Incontinence and overactive bladder  are very different conditions that can both be influenced by smoking. Like with interstitial cystitis, smoking can affect the nerves and muscles in the bladder and cause the sudden urge to urinate. Once the bladder has become weak, it can result in accidental leakage. Additionally, coughing spasms caused by smoking can also lead to unwanted bladder leakage.


The Link Between Tobacco and Urologic Cancers


When people think of cigarette smoking and tobacco usage, they primarily think of lung, oral and oropharyngeal (throat) cancers. Unfortunately, tobacco products increase the risk of cancer in all parts of the body, particularly in the urologic system.



Bladder Cancer


Bladder cancer is among the most common cancers in the U.S., and mainly affects people over the age of 55. In fact, in 2016, almost 80,000 people were diagnosed with bladder cancer. And while anyone can contract bladder cancer, tobacco use is the most common risk factor, and smokers are 4 to 7 times more likely to develop it over time. This is because many of the harmful carcinogens found in cigarettes collect in the urine, which can affect the bladder lining and eventually lead to cancerous cells.


Kidney Cancer


Kidney cancer is one of the top 10 most common forms of cancer in men and women, and smoking tobacco doubles the risk of developing this cancer. In fact, over 62,000 new cases of kidney, or renal, cancer due to smoking were diagnosed in 2016. Kidney cancer and tobacco use correlate because smoke is brought in through the lungs, introduced into the bloodstream then filtered directly through the kidneys. Like with bladder cancer, this means that harmful chemicals can take a toll on the kidney’s lining.


Prostate Cancer


Prostate cancer can be caused by a variety of factors, such as genetics, diet, infectious agents, inflammation, hormone imbalances, and exposure to toxins, including those found in cigarettes. Although the link between smoking cigarettes and developing prostate cancer has been more controversial than other forms of cancer, recent studies have shown a clear relationship between the two.
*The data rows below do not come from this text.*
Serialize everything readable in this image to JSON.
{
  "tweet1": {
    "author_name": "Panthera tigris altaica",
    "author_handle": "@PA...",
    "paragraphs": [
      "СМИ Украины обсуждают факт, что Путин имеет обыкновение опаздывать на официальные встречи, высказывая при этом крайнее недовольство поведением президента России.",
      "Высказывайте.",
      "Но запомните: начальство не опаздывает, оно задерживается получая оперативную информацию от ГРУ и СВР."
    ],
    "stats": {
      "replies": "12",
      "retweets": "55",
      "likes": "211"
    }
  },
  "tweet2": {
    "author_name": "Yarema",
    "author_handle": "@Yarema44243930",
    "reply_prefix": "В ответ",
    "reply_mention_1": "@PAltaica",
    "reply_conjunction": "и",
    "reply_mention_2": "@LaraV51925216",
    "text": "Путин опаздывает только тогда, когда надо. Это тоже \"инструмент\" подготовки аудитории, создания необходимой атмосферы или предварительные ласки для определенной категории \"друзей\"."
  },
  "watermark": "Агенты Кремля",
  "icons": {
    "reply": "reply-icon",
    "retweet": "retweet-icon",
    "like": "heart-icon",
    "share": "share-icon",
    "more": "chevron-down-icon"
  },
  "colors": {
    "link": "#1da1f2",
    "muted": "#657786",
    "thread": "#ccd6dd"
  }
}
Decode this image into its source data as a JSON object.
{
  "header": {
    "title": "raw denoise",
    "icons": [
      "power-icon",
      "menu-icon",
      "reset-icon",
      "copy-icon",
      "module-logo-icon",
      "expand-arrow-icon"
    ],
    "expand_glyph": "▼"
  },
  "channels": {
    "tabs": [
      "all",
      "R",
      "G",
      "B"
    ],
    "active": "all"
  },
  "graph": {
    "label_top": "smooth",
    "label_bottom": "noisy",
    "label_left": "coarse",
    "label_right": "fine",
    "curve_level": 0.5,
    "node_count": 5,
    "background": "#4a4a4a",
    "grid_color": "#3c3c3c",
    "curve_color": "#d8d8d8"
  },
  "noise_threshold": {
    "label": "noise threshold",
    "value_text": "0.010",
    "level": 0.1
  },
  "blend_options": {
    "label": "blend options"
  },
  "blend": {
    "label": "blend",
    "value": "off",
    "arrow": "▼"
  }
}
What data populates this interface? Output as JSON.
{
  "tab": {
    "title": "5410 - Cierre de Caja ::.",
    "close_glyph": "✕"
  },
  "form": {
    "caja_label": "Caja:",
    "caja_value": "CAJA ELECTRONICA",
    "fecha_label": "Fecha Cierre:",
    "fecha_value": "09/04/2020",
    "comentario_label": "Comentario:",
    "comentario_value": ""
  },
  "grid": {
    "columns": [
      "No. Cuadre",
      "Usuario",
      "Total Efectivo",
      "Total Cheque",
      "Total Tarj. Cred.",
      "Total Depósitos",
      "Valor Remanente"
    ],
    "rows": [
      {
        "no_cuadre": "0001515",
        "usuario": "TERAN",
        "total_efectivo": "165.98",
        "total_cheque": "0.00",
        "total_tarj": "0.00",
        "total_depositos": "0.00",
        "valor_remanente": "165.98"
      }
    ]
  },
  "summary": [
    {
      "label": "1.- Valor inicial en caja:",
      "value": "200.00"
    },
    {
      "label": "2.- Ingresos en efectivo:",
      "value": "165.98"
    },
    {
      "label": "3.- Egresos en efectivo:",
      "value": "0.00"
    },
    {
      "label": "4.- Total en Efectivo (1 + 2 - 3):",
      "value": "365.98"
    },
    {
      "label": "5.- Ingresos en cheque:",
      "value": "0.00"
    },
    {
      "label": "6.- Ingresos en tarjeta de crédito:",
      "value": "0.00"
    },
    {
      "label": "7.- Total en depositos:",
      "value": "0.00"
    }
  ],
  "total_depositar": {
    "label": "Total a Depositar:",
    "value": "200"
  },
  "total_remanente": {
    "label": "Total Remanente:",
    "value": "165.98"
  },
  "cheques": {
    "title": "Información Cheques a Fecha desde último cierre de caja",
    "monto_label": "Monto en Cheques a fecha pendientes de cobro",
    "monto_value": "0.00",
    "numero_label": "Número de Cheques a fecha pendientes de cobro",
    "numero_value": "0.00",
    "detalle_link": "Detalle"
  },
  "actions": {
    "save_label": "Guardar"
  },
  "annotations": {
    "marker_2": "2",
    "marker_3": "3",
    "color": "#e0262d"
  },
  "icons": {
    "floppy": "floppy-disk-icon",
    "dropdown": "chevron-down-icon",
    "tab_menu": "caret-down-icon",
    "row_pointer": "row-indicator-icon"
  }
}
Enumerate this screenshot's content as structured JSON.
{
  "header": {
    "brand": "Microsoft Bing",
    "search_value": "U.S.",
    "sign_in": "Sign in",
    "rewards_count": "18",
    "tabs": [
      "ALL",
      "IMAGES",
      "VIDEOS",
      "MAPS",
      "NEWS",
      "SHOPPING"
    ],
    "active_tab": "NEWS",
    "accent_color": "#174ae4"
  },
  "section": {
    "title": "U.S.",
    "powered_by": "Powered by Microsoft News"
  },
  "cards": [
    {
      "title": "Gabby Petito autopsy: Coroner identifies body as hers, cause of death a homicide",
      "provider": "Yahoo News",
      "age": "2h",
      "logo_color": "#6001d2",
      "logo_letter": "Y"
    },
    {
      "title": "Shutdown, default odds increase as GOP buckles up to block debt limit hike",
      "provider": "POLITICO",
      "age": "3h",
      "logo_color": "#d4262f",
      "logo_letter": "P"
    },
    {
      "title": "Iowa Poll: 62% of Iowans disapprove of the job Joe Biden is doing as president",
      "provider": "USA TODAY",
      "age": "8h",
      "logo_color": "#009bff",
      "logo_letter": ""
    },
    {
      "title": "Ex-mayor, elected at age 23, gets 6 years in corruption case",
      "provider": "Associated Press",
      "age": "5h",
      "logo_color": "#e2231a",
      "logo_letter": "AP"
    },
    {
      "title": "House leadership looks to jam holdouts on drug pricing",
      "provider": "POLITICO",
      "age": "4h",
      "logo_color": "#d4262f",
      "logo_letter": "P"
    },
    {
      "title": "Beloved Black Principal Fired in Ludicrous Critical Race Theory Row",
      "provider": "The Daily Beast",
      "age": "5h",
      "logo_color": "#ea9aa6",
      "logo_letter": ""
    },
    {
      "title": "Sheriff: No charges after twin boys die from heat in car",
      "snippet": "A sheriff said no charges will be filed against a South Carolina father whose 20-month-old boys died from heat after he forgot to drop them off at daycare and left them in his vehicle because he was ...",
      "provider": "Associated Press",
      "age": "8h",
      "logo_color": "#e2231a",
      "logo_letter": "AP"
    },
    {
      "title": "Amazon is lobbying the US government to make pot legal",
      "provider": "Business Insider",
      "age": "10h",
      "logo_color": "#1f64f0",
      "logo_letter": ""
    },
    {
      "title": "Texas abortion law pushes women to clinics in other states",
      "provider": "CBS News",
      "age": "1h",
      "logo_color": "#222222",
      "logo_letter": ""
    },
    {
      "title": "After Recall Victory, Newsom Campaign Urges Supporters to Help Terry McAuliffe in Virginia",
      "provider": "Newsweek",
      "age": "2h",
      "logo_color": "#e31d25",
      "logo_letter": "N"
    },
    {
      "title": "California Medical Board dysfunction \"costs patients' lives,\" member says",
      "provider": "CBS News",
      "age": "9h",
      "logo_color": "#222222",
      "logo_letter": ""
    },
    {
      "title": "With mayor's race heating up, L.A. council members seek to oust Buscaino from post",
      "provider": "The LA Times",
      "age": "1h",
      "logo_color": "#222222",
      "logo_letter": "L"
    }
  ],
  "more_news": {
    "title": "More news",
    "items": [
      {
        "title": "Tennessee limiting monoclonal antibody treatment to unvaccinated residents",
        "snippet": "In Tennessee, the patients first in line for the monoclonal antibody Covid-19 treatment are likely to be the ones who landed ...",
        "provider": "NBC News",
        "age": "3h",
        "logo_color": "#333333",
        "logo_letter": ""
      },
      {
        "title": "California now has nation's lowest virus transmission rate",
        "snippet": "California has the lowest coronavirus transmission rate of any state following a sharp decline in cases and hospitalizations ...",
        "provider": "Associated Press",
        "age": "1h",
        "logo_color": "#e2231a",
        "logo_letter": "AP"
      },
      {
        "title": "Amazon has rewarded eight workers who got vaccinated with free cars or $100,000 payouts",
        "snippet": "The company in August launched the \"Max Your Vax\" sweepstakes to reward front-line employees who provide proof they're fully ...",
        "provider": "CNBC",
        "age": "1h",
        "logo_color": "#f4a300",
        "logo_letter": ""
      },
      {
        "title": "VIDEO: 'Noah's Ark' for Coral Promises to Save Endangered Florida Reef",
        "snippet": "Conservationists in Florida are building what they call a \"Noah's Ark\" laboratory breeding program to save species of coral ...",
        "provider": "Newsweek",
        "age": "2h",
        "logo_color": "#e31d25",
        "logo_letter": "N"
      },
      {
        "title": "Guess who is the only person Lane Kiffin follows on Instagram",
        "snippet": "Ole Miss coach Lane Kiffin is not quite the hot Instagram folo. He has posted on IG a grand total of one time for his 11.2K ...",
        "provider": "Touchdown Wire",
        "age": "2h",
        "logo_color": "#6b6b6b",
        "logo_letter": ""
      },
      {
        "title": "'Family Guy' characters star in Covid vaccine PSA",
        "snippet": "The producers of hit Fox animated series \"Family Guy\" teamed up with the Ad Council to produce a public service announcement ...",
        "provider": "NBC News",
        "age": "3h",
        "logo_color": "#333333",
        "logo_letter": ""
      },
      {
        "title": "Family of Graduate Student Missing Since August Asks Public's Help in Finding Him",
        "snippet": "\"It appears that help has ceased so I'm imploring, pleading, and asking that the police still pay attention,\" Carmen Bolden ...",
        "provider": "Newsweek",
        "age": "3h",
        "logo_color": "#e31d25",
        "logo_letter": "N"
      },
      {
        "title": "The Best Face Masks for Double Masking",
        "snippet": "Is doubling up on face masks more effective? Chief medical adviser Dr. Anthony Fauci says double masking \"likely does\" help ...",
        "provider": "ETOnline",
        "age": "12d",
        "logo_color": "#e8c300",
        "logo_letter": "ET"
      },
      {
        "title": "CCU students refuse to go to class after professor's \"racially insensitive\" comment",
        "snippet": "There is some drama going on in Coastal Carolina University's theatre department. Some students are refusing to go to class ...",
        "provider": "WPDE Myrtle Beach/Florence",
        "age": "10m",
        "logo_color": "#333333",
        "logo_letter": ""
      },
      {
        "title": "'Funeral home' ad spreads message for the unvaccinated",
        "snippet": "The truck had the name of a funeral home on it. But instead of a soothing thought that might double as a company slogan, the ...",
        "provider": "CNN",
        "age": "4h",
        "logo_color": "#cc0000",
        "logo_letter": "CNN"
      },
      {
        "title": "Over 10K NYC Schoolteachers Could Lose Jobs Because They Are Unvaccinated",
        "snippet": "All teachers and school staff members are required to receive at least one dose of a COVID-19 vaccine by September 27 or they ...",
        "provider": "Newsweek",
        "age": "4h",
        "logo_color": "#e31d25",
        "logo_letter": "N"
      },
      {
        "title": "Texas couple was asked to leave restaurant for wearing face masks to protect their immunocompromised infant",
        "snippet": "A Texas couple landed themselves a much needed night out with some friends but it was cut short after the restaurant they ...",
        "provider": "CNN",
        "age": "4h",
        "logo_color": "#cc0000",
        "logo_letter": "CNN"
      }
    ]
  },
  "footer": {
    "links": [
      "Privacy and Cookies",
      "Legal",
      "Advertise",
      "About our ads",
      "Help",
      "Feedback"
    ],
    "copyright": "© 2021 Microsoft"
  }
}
Smoking increases inflammation in the prostate, which raises the risk of developing not only the disease, but an aggressive stage of disease. Additional research can conclude that prostate cancer patients who smoke will experience worse outcomes and higher mortality rates following treatment.


Importance of Smoking Cessation  


Even people who have smoked for decades have hope of avoiding tobacco-related conditions and death if they put an end to their habit. Regardless of age or years spent using tobacco, smoking cessation can exponentially reduce the risk of cardiovascular disease, stroke, lung cancer, infertility, and other medical problems. In fact, in a recent study, participants who stopped smoking for five years reduced their risk of heart-disease related death by 47 percent, death from lung cancer by 21 percent and stroke-related death by 27 percent.



Additionally, since the effects of smoking on certain urologic conditions is so prevalent, physicians need to educate their patients and make smoking cessation a mandatory part of treatment. Urologists can encourage patients to participate in smoking cessation programs and try to help them end their dependency on nicotine and cigarettes.



If you have questions about how smoking is affecting your bladder control or other urologic condition, visit your nearest Advanced Urology today.